YOUR ASSIGNMENT » The required answer is the data below, restated word for word with images omitted.

STORED DATA »
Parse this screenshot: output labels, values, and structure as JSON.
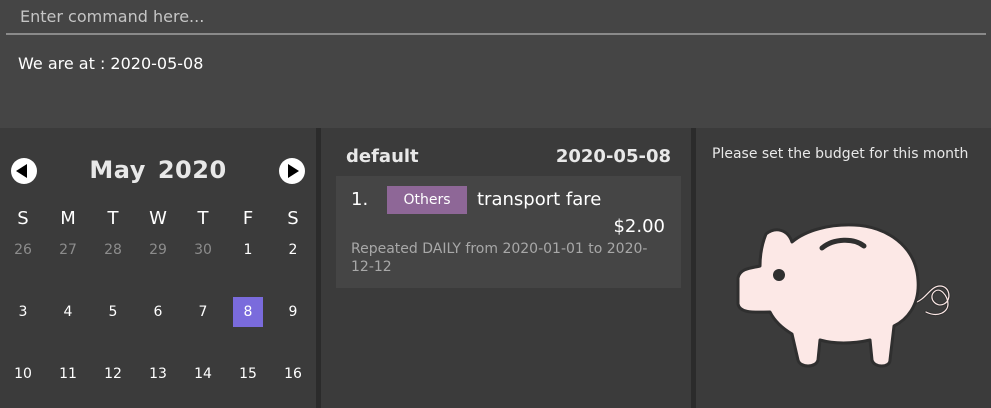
{
  "command": {
    "placeholder": "Enter command here...",
    "value": ""
  },
  "result": {
    "text": "We are at : 2020-05-08"
  },
  "calendar": {
    "month": "May",
    "year": "2020",
    "weekdays": [
      "S",
      "M",
      "T",
      "W",
      "T",
      "F",
      "S"
    ],
    "selected_day": "8",
    "weeks": [
      [
        {
          "d": "26",
          "muted": true
        },
        {
          "d": "27",
          "muted": true
        },
        {
          "d": "28",
          "muted": true
        },
        {
          "d": "29",
          "muted": true
        },
        {
          "d": "30",
          "muted": true
        },
        {
          "d": "1",
          "muted": false
        },
        {
          "d": "2",
          "muted": false
        }
      ],
      [
        {
          "d": "3",
          "muted": false
        },
        {
          "d": "4",
          "muted": false
        },
        {
          "d": "5",
          "muted": false
        },
        {
          "d": "6",
          "muted": false
        },
        {
          "d": "7",
          "muted": false
        },
        {
          "d": "8",
          "muted": false
        },
        {
          "d": "9",
          "muted": false
        }
      ],
      [
        {
          "d": "10",
          "muted": false
        },
        {
          "d": "11",
          "muted": false
        },
        {
          "d": "12",
          "muted": false
        },
        {
          "d": "13",
          "muted": false
        },
        {
          "d": "14",
          "muted": false
        },
        {
          "d": "15",
          "muted": false
        },
        {
          "d": "16",
          "muted": false
        }
      ]
    ]
  },
  "list": {
    "title": "default",
    "date": "2020-05-08",
    "items": [
      {
        "index": "1.",
        "tag": "Others",
        "description": "transport fare",
        "amount": "$2.00",
        "repeat": "Repeated DAILY from 2020-01-01 to 2020-12-12"
      }
    ]
  },
  "budget": {
    "message": "Please set the budget for this month"
  },
  "colors": {
    "selected_day": "#7a6bdc",
    "tag_bg": "#8e6797",
    "pig_fill": "#fce8e6",
    "pig_outline": "#2f2f2f"
  }
}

RESULT FOR THIS EXERCISE »
Parse this screenshot: output labels, values, and structure as JSON.
{
  "command": {
    "placeholder": "Enter command here...",
    "value": ""
  },
  "result": {
    "text": "We are at : 2020-05-08"
  },
  "calendar": {
    "month": "May",
    "year": "2020",
    "weekdays": [
      "S",
      "M",
      "T",
      "W",
      "T",
      "F",
      "S"
    ],
    "selected_day": "8",
    "weeks": [
      [
        {
          "d": "26",
          "muted": true
        },
        {
          "d": "27",
          "muted": true
        },
        {
          "d": "28",
          "muted": true
        },
        {
          "d": "29",
          "muted": true
        },
        {
          "d": "30",
          "muted": true
        },
        {
          "d": "1",
          "muted": false
        },
        {
          "d": "2",
          "muted": false
        }
      ],
      [
        {
          "d": "3",
          "muted": false
        },
        {
          "d": "4",
          "muted": false
        },
        {
          "d": "5",
          "muted": false
        },
        {
          "d": "6",
          "muted": false
        },
        {
          "d": "7",
          "muted": false
        },
        {
          "d": "8",
          "muted": false
        },
        {
          "d": "9",
          "muted": false
        }
      ],
      [
        {
          "d": "10",
          "muted": false
        },
        {
          "d": "11",
          "muted": false
        },
        {
          "d": "12",
          "muted": false
        },
        {
          "d": "13",
          "muted": false
        },
        {
          "d": "14",
          "muted": false
        },
        {
          "d": "15",
          "muted": false
        },
        {
          "d": "16",
          "muted": false
        }
      ]
    ]
  },
  "list": {
    "title": "default",
    "date": "2020-05-08",
    "items": [
      {
        "index": "1.",
        "tag": "Others",
        "description": "transport fare",
        "amount": "$2.00",
        "repeat": "Repeated DAILY from 2020-01-01 to 2020-12-12"
      }
    ]
  },
  "budget": {
    "message": "Please set the budget for this month"
  },
  "colors": {
    "selected_day": "#7a6bdc",
    "tag_bg": "#8e6797",
    "pig_fill": "#fce8e6",
    "pig_outline": "#2f2f2f"
  }
}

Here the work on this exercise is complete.